━━ Data shown

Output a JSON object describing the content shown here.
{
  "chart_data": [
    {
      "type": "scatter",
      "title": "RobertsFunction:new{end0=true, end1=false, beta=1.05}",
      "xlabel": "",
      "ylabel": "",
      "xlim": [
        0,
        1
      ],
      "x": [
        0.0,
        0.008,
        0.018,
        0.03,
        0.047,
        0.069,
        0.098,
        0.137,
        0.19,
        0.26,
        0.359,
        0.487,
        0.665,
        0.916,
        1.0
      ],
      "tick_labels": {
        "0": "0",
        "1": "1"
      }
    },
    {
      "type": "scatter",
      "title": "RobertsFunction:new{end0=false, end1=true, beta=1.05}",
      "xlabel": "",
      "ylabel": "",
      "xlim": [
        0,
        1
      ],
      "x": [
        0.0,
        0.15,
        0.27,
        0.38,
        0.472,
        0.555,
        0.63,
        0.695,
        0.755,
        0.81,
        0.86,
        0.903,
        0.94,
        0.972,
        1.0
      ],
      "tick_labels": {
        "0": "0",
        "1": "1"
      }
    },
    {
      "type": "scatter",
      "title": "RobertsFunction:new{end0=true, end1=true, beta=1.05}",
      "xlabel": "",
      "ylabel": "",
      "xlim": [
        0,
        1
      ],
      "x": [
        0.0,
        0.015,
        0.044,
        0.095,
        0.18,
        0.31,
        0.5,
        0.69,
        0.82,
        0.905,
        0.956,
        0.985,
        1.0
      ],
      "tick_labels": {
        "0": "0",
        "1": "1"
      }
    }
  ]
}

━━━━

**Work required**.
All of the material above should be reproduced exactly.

**Exercise solution**.
Output a JSON object describing the content shown here.
{
  "chart_data": [
    {
      "type": "scatter",
      "title": "RobertsFunction:new{end0=true, end1=false, beta=1.05}",
      "xlabel": "",
      "ylabel": "",
      "xlim": [
        0,
        1
      ],
      "x": [
        0.0,
        0.008,
        0.018,
        0.03,
        0.047,
        0.069,
        0.098,
        0.137,
        0.19,
        0.26,
        0.359,
        0.487,
        0.665,
        0.916,
        1.0
      ],
      "tick_labels": {
        "0": "0",
        "1": "1"
      }
    },
    {
      "type": "scatter",
      "title": "RobertsFunction:new{end0=false, end1=true, beta=1.05}",
      "xlabel": "",
      "ylabel": "",
      "xlim": [
        0,
        1
      ],
      "x": [
        0.0,
        0.15,
        0.27,
        0.38,
        0.472,
        0.555,
        0.63,
        0.695,
        0.755,
        0.81,
        0.86,
        0.903,
        0.94,
        0.972,
        1.0
      ],
      "tick_labels": {
        "0": "0",
        "1": "1"
      }
    },
    {
      "type": "scatter",
      "title": "RobertsFunction:new{end0=true, end1=true, beta=1.05}",
      "xlabel": "",
      "ylabel": "",
      "xlim": [
        0,
        1
      ],
      "x": [
        0.0,
        0.015,
        0.044,
        0.095,
        0.18,
        0.31,
        0.5,
        0.69,
        0.82,
        0.905,
        0.956,
        0.985,
        1.0
      ],
      "tick_labels": {
        "0": "0",
        "1": "1"
      }
    }
  ]
}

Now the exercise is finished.